Today's English is the continuation of the language of the 5th-century Germanic invaders of Britain. No records exist of preinvasion forms of the language. The language most closely related to English is the West Germanic language Frisian. The history of English is an aspect of the history of the English people and their development. Thus in the 9th cent. the standard English was the dialect of dominant Wessex (see Anglo-Saxon literature). The Norman Conquest (11th cent.) brought in foreign rulers, whose native language was Norman French; and English was eclipsed by French as the official language. When English became again (14th cent.) the language of the upper class, the capital was London, and the new standard (continued in Modern Standard English) was a London dialect.

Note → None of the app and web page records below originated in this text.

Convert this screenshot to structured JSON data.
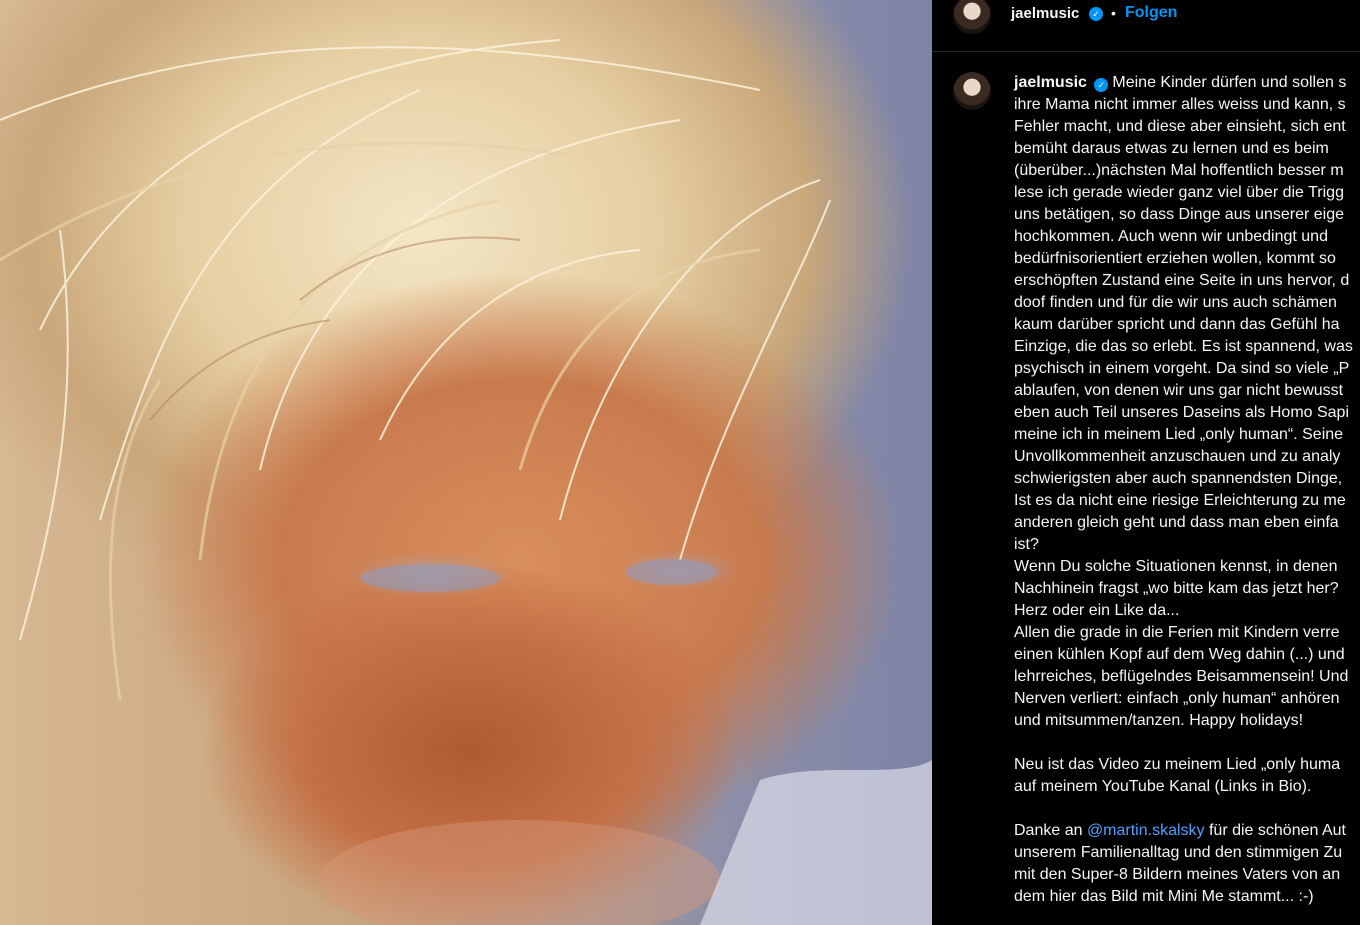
{
  "post": {
    "username": "jaelmusic",
    "verified_icon": "verified-badge-icon",
    "separator": "•",
    "follow_label": "Folgen",
    "colors": {
      "accent": "#0095f6",
      "background": "#000000",
      "text": "#f5f5f5",
      "mention": "#4ea1ff"
    }
  },
  "caption": {
    "username": "jaelmusic",
    "lines": [
      "Meine Kinder dürfen und sollen s",
      "ihre Mama nicht immer alles weiss und kann, s",
      "Fehler macht, und diese aber einsieht, sich ent",
      "bemüht daraus etwas zu lernen und es beim",
      "(überüber...)nächsten Mal hoffentlich besser m",
      "lese ich gerade wieder ganz viel über die Trigg",
      "uns betätigen, so dass Dinge aus unserer eige",
      "hochkommen. Auch wenn wir unbedingt und",
      "bedürfnisorientiert erziehen wollen, kommt so",
      "erschöpften Zustand eine Seite in uns hervor, d",
      "doof finden und für die wir uns auch schämen",
      "kaum darüber spricht und dann das Gefühl ha",
      "Einzige, die das so erlebt. Es ist spannend, was",
      "psychisch in einem vorgeht. Da sind so viele „P",
      "ablaufen, von denen wir uns gar nicht bewusst",
      "eben auch Teil unseres Daseins als Homo Sapi",
      "meine ich in meinem Lied „only human“. Seine",
      "Unvollkommenheit anzuschauen und zu analy",
      "schwierigsten aber auch spannendsten Dinge,",
      "Ist es da nicht eine riesige Erleichterung zu me",
      "anderen gleich geht und dass man eben einfa",
      "ist?",
      "Wenn Du solche Situationen kennst, in denen",
      "Nachhinein fragst „wo bitte kam das jetzt her?",
      "Herz oder ein Like da...",
      "Allen die grade in die Ferien mit Kindern verre",
      "einen kühlen Kopf auf dem Weg dahin (...) und",
      "lehrreiches, beflügelndes Beisammensein! Und",
      "Nerven verliert: einfach „only human“ anhören",
      "und mitsummen/tanzen. Happy holidays!",
      "",
      "Neu ist das Video zu meinem Lied „only huma",
      "auf meinem YouTube Kanal (Links in Bio).",
      ""
    ],
    "thanks_prefix": "Danke an ",
    "mention": "@martin.skalsky",
    "thanks_suffix": " für die schönen Aut",
    "tail_lines": [
      "unserem Familienalltag und den stimmigen Zu",
      "mit den Super-8 Bildern meines Vaters von an",
      "dem hier das Bild mit Mini Me stammt... :-)"
    ]
  }
}
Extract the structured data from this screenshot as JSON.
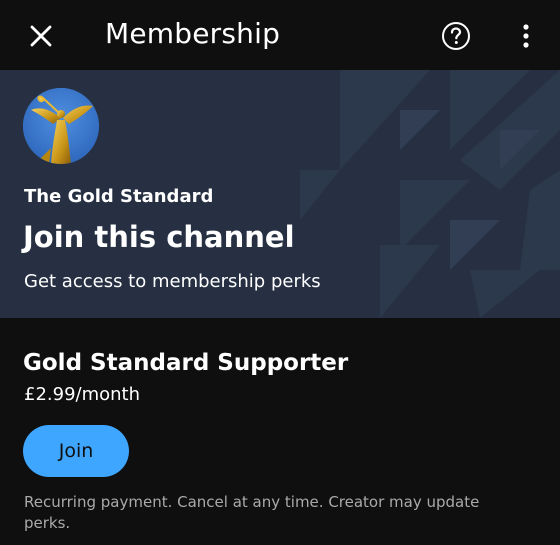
{
  "header": {
    "title": "Membership",
    "close_icon": "close-icon",
    "help_icon": "help-icon",
    "more_icon": "more-vert-icon"
  },
  "banner": {
    "channel_name": "The Gold Standard",
    "heading": "Join this channel",
    "subheading": "Get access to membership perks",
    "background_color": "#263042"
  },
  "tier": {
    "name": "Gold Standard Supporter",
    "price": "£2.99/month",
    "join_label": "Join",
    "join_color": "#3ea6ff",
    "disclaimer": "Recurring payment. Cancel at any time. Creator may update perks."
  }
}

It is convenient to divide English into periods—Old English (or Anglo-Saxon; to c.1150), Middle English (to c.1500; see Middle English literature), and Modern English; this division implies no discontinuity, for even the hegemony of French affected only a small percentage of the population. The English-speaking areas have expanded at all periods. Before the Normans the language was spoken in England and S Scotland, but not in Cornwall, Wales, or, at first, in Strathclyde. English has not completely ousted the Celtic languages from the British Isles, but it has spread vastly overseas.